â By suing any company that produces a similar looking/feeling product to one of its own, Apple is using the court system to create a monopoly over industry standard products and designs.
â By not enforcing its rights, Apple will have wasted years of research and development, and potentially hundreds of millions of dollars in costs, developing market leading products that can be then copied by competitors.
If this is the case, why bother expending huge resources in time and money when it is just easier to wait for someone else to do it and then copy.
â Innovation would be better served if companies spent their money on innovation, rather than on an endless procession of court cases
I, for one, feel the argument about innovation is not as clear cut as any of the proponents of the above arguments would like us to believe.
In a way, Apple's victory could serve to be self-defeating in that it has clearly shown that the market place and the law will not tolerate those who attempt to piggy back off another's innovative ideas and designs.
As such, this judgment could force companies such as Samsung to take a considerably more proactive approach to innovation.
Furthermore, by using such strong tactics as it has, Apple may well have alienated not only those 'floating' consumers, but also loyal die-hard Apple customers, who feel that the brand is losing its character and personality, further opening the market.
This increase in innovation has already been seen and demonstrated by a number of phone manufacturers who have decided to fight the iPhone's dominance with innovation.
Both Nokia and Samsung have released new phones that push the boundaries of innovation.
Another point to take from this judgement is that innovation will be protected.
My fear was that if Samsung had won this case, a strong message would have been sent internationally that innovation cannot be protected.
The effect may have been to stifle innovation, the complete opposite intention of any decent intellectual property legal system.

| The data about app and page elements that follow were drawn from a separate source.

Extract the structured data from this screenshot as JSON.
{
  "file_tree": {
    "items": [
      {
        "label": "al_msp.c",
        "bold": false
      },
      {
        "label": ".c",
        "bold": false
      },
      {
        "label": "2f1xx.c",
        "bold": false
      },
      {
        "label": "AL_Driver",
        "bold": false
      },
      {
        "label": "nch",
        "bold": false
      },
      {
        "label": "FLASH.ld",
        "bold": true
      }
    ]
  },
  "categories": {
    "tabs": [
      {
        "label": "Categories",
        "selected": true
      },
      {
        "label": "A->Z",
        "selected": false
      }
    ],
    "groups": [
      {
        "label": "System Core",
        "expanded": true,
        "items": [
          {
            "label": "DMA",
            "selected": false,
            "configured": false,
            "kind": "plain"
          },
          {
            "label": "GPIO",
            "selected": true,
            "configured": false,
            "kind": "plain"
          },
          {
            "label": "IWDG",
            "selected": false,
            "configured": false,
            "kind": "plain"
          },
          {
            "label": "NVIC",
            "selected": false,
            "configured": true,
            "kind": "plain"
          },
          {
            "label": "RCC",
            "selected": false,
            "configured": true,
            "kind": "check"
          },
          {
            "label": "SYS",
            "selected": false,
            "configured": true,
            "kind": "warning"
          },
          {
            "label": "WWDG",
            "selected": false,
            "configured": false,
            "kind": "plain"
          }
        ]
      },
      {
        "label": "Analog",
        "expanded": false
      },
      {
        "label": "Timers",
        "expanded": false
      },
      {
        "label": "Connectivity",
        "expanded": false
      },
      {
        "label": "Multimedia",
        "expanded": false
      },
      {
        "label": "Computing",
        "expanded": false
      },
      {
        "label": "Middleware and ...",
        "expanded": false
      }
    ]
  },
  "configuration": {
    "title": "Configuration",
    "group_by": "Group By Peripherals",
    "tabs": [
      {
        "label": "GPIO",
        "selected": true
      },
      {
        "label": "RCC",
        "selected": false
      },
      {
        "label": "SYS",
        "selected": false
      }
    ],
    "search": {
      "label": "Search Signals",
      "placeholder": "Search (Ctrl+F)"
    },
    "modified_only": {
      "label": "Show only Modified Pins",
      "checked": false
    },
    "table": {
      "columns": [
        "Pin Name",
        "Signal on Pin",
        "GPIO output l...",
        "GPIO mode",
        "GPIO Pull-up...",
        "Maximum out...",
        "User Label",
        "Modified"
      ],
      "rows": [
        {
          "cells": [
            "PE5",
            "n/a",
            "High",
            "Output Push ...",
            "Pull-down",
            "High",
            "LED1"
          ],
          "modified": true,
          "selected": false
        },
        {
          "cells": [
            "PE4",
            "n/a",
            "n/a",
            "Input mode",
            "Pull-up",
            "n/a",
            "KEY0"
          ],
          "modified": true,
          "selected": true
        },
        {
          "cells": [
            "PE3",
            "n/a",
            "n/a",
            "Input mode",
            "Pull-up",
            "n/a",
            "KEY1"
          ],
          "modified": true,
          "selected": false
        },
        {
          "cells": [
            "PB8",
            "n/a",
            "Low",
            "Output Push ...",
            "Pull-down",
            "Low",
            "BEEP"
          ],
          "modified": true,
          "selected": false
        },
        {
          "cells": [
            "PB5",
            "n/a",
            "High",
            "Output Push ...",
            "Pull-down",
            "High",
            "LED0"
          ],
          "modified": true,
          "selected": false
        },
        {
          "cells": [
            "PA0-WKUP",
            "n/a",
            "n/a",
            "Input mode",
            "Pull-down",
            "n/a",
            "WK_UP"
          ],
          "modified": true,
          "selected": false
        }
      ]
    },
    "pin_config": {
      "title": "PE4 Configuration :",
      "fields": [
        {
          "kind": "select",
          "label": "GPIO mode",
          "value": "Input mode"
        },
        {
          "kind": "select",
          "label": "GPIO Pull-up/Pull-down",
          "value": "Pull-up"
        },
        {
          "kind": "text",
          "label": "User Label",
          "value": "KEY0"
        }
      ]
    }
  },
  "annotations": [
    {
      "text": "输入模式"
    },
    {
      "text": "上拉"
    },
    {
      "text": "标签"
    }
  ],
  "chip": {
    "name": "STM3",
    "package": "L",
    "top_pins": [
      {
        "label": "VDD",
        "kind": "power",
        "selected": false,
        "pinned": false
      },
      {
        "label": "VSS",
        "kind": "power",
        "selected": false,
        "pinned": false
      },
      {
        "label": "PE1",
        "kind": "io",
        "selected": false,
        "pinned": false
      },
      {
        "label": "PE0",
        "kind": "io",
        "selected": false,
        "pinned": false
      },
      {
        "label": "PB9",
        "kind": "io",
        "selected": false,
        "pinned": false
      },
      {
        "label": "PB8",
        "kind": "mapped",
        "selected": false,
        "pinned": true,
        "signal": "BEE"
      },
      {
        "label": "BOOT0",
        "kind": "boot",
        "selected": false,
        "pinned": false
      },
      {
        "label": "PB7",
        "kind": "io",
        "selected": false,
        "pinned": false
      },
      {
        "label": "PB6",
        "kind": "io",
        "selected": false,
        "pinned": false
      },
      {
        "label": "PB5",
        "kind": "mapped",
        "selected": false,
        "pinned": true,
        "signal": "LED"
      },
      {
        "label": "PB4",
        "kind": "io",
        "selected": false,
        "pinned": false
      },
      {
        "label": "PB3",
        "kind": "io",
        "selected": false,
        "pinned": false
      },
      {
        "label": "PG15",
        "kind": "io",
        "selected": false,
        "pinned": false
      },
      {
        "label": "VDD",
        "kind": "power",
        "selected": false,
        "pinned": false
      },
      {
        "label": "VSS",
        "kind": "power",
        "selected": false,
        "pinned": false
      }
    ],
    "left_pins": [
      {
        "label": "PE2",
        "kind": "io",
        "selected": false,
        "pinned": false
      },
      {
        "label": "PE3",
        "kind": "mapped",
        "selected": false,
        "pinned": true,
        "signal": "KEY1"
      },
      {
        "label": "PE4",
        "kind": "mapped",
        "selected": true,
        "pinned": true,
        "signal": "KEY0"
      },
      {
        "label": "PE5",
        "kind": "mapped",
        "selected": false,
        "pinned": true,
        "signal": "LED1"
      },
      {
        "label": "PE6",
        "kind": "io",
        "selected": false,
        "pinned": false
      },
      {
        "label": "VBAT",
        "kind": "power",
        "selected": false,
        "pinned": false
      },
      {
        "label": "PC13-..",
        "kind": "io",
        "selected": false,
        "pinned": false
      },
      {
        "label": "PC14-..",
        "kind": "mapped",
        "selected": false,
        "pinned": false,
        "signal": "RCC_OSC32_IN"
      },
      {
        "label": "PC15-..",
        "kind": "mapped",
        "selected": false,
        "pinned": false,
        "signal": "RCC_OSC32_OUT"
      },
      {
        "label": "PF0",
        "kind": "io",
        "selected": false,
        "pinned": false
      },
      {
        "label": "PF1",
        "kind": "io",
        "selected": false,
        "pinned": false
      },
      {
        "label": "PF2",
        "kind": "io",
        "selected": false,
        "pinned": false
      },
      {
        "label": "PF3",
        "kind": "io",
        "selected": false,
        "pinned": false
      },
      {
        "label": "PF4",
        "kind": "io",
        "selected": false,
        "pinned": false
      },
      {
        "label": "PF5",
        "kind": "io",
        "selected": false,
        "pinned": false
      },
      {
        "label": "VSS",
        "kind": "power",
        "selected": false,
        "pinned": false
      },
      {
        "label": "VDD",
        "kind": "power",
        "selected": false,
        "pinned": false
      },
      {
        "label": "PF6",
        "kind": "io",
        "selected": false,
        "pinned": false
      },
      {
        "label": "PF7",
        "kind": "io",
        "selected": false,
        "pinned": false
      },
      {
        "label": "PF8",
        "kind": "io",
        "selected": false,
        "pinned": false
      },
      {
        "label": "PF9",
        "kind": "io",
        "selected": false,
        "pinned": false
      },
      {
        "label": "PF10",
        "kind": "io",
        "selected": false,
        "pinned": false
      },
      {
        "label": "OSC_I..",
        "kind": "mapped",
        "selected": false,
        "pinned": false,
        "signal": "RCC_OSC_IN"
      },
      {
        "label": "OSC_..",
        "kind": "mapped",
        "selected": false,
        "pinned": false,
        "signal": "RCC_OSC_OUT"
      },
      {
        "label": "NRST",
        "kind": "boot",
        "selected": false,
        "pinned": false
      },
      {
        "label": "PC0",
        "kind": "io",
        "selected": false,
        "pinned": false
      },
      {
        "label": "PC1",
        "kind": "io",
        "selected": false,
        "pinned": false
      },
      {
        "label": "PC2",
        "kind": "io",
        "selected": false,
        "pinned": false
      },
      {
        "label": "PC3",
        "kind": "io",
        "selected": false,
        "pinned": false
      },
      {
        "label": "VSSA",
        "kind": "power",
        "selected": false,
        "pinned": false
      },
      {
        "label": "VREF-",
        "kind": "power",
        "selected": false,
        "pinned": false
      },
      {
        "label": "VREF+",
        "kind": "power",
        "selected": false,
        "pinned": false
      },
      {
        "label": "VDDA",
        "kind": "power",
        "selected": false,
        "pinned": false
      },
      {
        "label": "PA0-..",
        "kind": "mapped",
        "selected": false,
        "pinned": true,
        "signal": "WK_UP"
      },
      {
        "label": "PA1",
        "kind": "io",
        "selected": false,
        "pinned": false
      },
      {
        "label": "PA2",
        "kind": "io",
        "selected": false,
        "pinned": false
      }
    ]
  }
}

And the key message to take from all of this? Intellectual property protection and management is key to all business' success with Apple (and many others before and after it) demonstrating that investing in innovation in the short term pays off in the long term.